How to Avoid Getting Bitten
AVMA also shares these tips:
- Don’t run past a dog. The dog’s natural instinct is to chase and catch you.
- If a dog threatens you, don’t scream. Avoid eye contact. Try to remain motionless until the dog leaves, then back away slowly until the dog is out of sight.
- Don’t approach a strange dog, especially one that’s tethered or confined.
- People choosing to pet dogs should obtain permission from the owner first and always let a dog see and sniff them before petting the animal.
- If you believe a dog is about to attack you, try to place something between yourself and the dog, such as a backpack or a bicycle.
Helping Children Avoid Dog Bites
“Veterinarians recognize, while there are 72 million good dogs in the United States, any dog can bite if it is frightened or feels threatened, even the family pet. Unfortunately, children are most often the victims,” says Dr. Larry M. Kornegay, of the AVMA Executive Board.
Bite injuries occur most often among children between ages 5 and 9 years old. In victims younger than 18 years old, the family dog inflicts 30 percent of all dog bites, and a neighbor’s dog is responsible for another 50 percent of these bites.
Children should be reminded to always abide by the following safety rules:
- Never approach any dog with whom they are unfamiliar, or any dog they may know if the dog is unaccompanied by their pet parent.
- Always ask for permission from a pet’s guardian before petting a dog.
- Do not approach any animal who shows signs of injury or illness. If a child feels that a dog requires assistance, he or she should tell an adult.
- Never approach a dog who is sleeping, eating, playing with their toy or caring for puppies.
- Never provoke a dog through teasing, poking, pinching or pulling.
The American Veterinary Medical Association offers a number of in-depth articles regarding bite prevention, ranging from reasons why Rover might bite to reading a dog’s body language. A downloadable Dog Bite Prevention brochure is also available.
Combining education with entertainment, the American Veterinary Medical Association has created several episodes of Jimmy’s Dog House, which highlights some of the actions to avoid when associating with a dog:
Keeping Utility Workers Safe from Dog Bites
We don’t have meter readers at our home (that’s a nice thing about country living…we read our own electrical meter and mail in the reading) but we do have a lot of deliveries.
We post “Beware of Dog” signs just to let delivery people and anyone else know that we have dogs on our property, just so there are no surprises.
Of course, socialization and training are the best steps to preventing dog bites. What else can you do to help make sure that utility workers, repairmen, and others come and go from your property safely?
We’ve got some tips here from Southern California Gas Co.; they know firsthand about the danger of dog bites since, although children are the most common victims of dog bites, utility workers are second.
Here are their suggestions:
- Securely confine or relocate your dog during scheduled customer service visits and when it’s time for utility employees to read your meter.

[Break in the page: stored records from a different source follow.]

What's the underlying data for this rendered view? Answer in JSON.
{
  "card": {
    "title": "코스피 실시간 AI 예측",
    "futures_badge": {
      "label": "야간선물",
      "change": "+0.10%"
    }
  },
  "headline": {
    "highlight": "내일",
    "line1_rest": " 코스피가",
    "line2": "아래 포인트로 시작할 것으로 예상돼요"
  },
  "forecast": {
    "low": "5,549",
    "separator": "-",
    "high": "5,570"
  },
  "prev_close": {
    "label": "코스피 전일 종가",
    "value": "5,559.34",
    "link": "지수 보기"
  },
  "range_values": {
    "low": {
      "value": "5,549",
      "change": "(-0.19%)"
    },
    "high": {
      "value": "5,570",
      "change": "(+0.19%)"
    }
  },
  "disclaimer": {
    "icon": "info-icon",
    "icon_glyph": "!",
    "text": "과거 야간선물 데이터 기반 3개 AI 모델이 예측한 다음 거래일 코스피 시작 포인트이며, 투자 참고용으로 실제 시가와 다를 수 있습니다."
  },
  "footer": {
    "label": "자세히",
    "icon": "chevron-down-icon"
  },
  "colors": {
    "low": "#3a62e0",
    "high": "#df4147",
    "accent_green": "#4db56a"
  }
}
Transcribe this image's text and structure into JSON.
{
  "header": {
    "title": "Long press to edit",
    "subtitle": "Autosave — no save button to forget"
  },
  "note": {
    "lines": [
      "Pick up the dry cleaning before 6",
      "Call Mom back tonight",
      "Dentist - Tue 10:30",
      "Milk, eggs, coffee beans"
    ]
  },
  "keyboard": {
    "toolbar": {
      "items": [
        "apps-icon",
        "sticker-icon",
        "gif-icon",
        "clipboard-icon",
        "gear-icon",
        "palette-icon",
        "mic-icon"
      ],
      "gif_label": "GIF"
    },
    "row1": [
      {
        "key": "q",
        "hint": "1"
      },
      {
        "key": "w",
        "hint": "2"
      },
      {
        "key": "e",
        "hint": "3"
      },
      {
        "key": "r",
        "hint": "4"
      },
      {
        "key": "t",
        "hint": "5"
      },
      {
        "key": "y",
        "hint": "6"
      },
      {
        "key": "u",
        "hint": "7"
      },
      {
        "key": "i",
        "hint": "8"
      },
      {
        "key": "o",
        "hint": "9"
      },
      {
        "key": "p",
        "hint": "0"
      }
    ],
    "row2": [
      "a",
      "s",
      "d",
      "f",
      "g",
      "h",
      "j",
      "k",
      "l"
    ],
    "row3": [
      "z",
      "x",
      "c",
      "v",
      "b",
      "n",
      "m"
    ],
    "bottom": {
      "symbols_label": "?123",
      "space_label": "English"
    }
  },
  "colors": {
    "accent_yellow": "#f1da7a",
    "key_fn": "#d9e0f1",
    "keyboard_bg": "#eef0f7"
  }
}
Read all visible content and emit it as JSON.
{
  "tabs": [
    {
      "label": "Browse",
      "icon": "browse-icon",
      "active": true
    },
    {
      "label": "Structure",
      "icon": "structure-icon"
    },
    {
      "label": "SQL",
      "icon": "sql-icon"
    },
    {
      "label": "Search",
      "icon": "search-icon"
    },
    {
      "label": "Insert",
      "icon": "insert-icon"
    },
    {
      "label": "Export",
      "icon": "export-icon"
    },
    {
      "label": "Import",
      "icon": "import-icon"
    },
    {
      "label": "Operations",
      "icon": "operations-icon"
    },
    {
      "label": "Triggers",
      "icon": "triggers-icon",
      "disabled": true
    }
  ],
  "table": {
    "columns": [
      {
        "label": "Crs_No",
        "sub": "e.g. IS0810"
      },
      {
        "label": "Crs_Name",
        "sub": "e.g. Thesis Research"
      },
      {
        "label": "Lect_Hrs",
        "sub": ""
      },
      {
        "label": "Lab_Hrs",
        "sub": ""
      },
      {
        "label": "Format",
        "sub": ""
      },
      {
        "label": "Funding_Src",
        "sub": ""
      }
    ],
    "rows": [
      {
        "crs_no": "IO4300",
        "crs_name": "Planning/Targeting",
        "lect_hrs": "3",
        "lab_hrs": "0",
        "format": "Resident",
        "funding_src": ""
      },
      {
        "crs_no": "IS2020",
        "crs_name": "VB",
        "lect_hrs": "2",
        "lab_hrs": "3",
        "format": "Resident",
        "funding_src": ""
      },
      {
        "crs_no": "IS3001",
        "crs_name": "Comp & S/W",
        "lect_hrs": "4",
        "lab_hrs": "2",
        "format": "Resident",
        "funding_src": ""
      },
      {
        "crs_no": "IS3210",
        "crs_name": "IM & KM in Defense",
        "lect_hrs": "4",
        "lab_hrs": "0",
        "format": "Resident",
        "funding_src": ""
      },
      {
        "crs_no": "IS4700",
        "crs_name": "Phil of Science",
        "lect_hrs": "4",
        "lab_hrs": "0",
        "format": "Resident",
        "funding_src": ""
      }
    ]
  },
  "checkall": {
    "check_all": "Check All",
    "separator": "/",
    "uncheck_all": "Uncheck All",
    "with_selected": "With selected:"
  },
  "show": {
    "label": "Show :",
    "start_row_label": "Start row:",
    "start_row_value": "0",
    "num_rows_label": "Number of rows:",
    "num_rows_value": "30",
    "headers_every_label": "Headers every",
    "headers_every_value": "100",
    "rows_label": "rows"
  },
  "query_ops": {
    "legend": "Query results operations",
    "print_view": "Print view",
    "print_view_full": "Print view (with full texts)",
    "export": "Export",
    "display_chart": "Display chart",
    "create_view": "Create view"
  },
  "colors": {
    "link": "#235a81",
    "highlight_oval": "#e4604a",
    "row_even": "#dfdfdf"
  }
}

- Contact your local utilities or check your monthly bills for the dates when utility workers are scheduled to conduct meter readings. On those days, leave gates unlocked and keep your dogs or other pets securely confined in another section of the property.
- If the employee is outside, keep your dog securely confined inside. If the employee is inside, keep your dog securely confined outside. Dogs may become more protective in the presence of their owners. Make sure your dog is securely confined where it cannot come into contact with the utility employee.

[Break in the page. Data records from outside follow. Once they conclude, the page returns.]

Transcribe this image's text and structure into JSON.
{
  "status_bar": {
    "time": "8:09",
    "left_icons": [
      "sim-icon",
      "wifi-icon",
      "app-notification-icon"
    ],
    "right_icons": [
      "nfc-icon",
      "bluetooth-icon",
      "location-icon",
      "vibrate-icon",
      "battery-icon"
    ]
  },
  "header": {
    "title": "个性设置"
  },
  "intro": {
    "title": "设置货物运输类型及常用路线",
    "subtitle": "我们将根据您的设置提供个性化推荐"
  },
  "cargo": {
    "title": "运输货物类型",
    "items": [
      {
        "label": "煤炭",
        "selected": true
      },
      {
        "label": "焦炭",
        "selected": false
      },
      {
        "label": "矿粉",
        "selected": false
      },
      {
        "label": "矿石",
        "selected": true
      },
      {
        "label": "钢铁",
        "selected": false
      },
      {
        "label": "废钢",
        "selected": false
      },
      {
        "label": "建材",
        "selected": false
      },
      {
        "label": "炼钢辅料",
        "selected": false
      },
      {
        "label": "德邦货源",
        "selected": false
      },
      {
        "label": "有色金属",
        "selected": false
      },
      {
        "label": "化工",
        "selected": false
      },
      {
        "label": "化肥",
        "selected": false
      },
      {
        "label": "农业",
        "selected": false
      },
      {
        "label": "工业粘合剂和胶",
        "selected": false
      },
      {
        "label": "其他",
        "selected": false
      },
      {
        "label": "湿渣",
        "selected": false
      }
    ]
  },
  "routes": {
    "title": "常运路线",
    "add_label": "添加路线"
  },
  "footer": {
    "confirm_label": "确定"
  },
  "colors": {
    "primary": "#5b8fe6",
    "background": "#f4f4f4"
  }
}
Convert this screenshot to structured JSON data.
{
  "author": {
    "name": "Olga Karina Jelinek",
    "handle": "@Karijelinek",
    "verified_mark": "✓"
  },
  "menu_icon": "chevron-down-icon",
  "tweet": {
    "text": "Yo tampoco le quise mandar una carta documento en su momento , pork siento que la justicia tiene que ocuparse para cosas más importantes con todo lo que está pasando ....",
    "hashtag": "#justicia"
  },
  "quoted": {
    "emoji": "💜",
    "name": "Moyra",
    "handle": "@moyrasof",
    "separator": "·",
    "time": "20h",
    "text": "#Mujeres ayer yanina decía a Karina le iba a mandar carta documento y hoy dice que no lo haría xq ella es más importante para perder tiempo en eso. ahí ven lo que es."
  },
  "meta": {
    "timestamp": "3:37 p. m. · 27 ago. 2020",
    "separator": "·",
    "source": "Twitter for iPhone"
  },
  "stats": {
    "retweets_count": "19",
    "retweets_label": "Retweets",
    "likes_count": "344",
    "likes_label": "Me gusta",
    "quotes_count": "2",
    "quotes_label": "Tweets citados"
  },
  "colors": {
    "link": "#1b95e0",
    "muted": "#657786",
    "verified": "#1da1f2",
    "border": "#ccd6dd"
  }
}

- Post a Beware of Dog sign on your fence or house to avoid any surprises.
- Leave a note on your meter explaining that you have a dog and how and where it is confined.
- Be sure all vaccinations and inoculations for rabies and parasites are up to date.

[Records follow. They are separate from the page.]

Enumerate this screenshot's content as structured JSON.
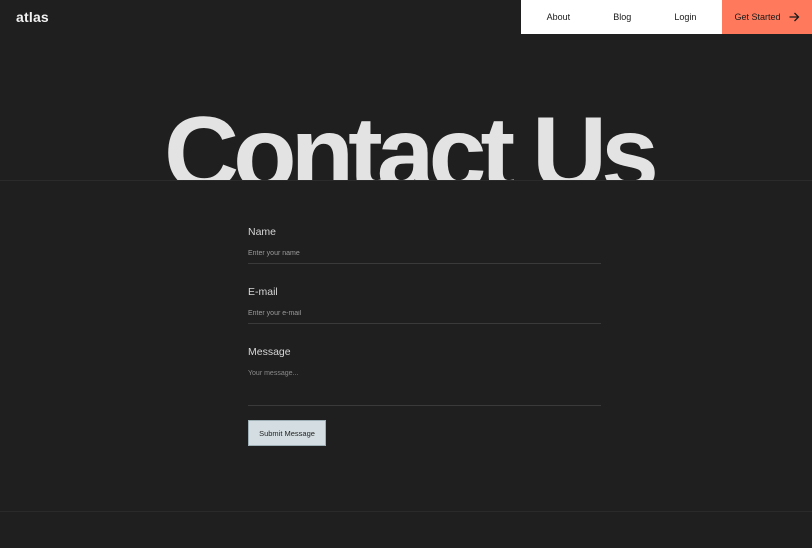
{
  "brand": {
    "logo": "atlas"
  },
  "nav": {
    "links": [
      "About",
      "Blog",
      "Login"
    ],
    "cta_label": "Get Started",
    "cta_color": "#ff7a5c",
    "cta_icon": "arrow-right-icon"
  },
  "hero": {
    "title": "Contact Us"
  },
  "form": {
    "name_label": "Name",
    "name_placeholder": "Enter your name",
    "email_label": "E-mail",
    "email_placeholder": "Enter your e-mail",
    "message_label": "Message",
    "message_placeholder": "Your message...",
    "submit_label": "Submit Message"
  },
  "colors": {
    "background": "#1f1f1f",
    "nav_background": "#ffffff",
    "submit_background": "#d4dee2"
  }
}
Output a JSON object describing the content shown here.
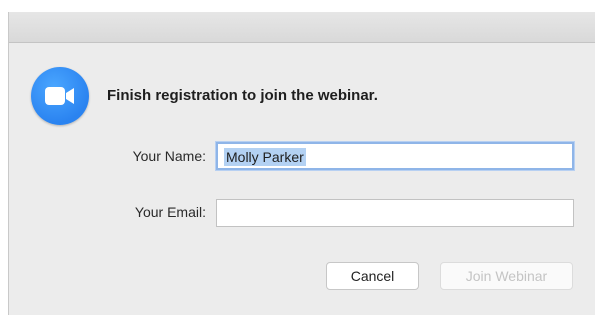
{
  "dialog": {
    "heading": "Finish registration to join the webinar.",
    "icon": "zoom-video-camera-icon",
    "accent_color": "#2d8cff"
  },
  "form": {
    "name_label": "Your Name:",
    "name_value": "Molly Parker",
    "email_label": "Your Email:",
    "email_value": ""
  },
  "buttons": {
    "cancel_label": "Cancel",
    "join_label": "Join Webinar",
    "join_enabled": false
  }
}
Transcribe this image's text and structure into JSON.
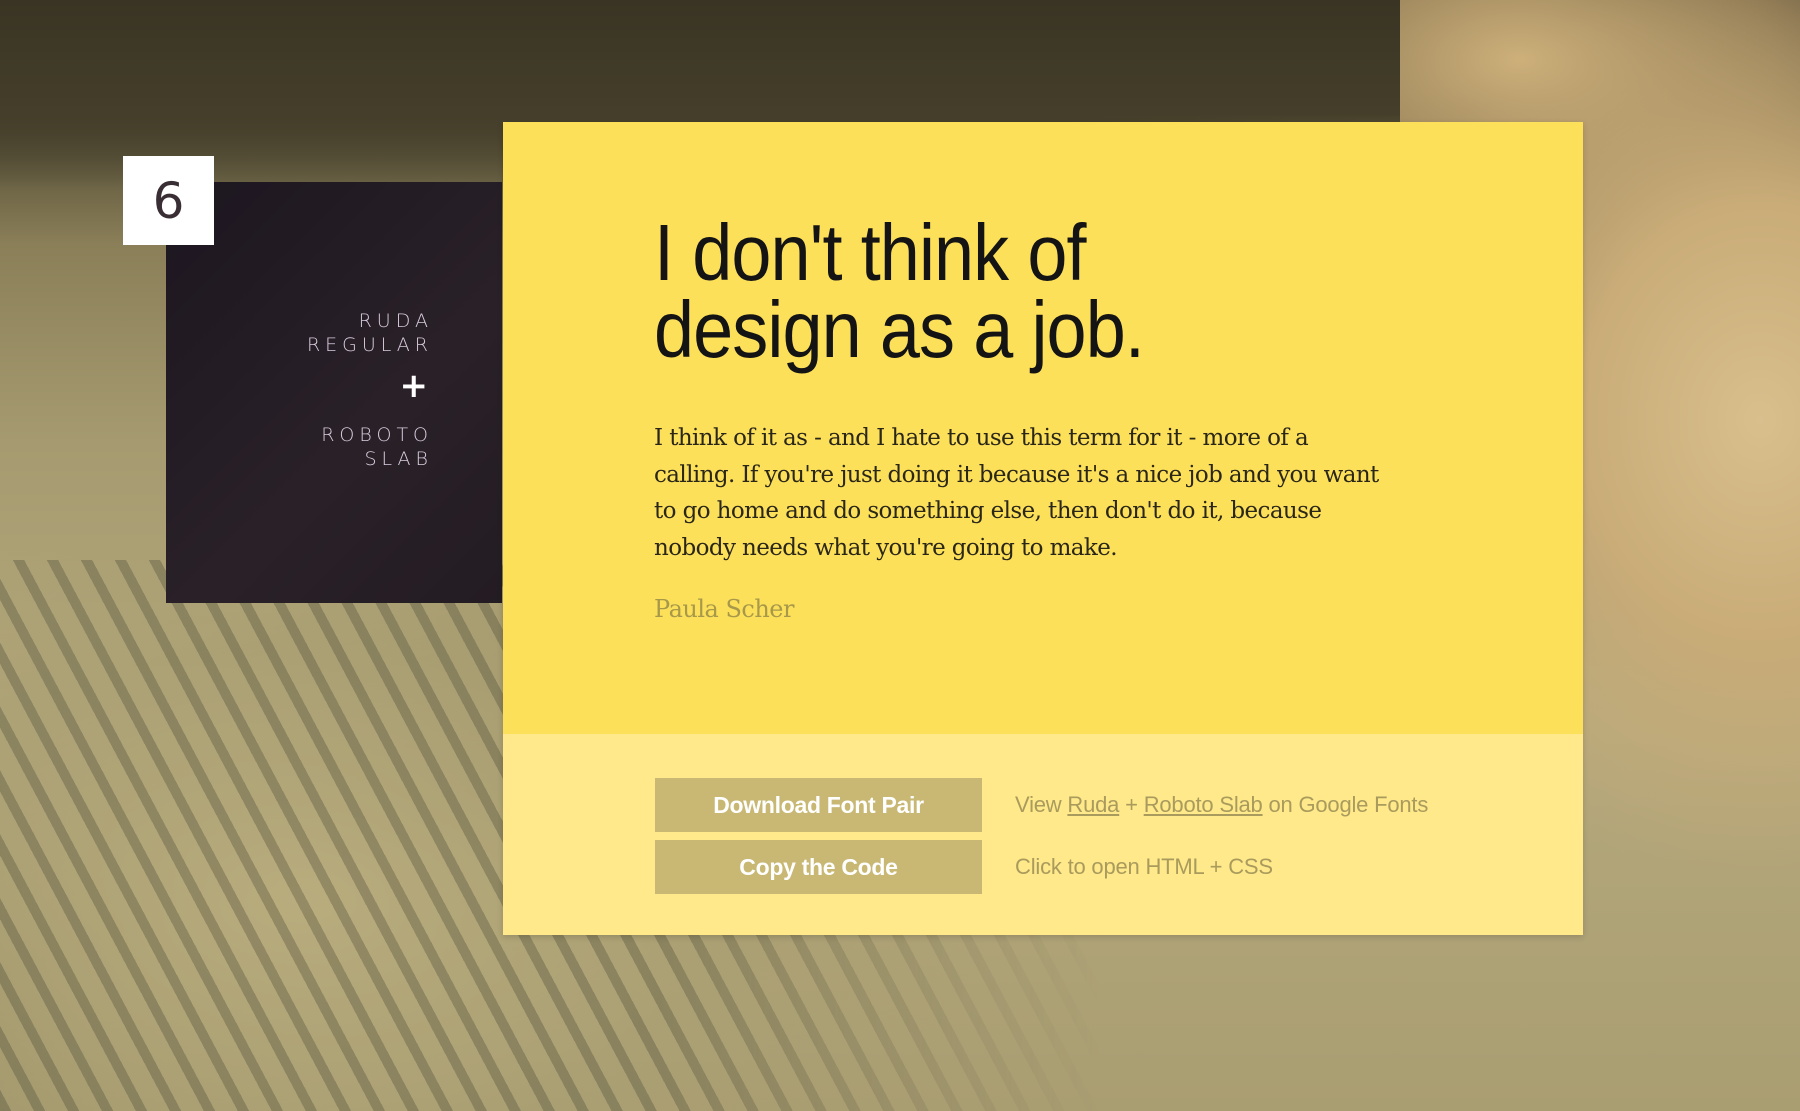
{
  "pair_number": "6",
  "font_pair": {
    "heading_font": [
      "RUDA",
      "REGULAR"
    ],
    "joiner": "+",
    "body_font": [
      "ROBOTO",
      "SLAB"
    ]
  },
  "quote": {
    "headline_line1": "I don't think of",
    "headline_line2": "design as a job.",
    "body": "I think of it as - and I hate to use this term for it - more of a calling. If you're just doing it because it's a nice job and you want to go home and do something else, then don't do it, because nobody needs what you're going to make.",
    "author": "Paula Scher"
  },
  "actions": {
    "download_label": "Download Font Pair",
    "copy_label": "Copy the Code",
    "view_prefix": "View ",
    "view_link1": "Ruda",
    "view_joiner": " + ",
    "view_link2": "Roboto Slab",
    "view_suffix": " on Google Fonts",
    "copy_hint": "Click to open HTML + CSS"
  },
  "colors": {
    "card_yellow": "#fde05a",
    "footer_yellow": "#ffe98a",
    "button": "#c8b873",
    "panel_dark": "#231c22"
  }
}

- Train your dog to obey simple commands like “sit,” “stay,” “no” and “come.” Obedience training can teach dogs proper behavior and help owners control their dogs in any situation.
- Collar your dog, so you have the means to quickly restrain your dog in any emergency.
- If you get a new dog, contact your local utilities to let them know.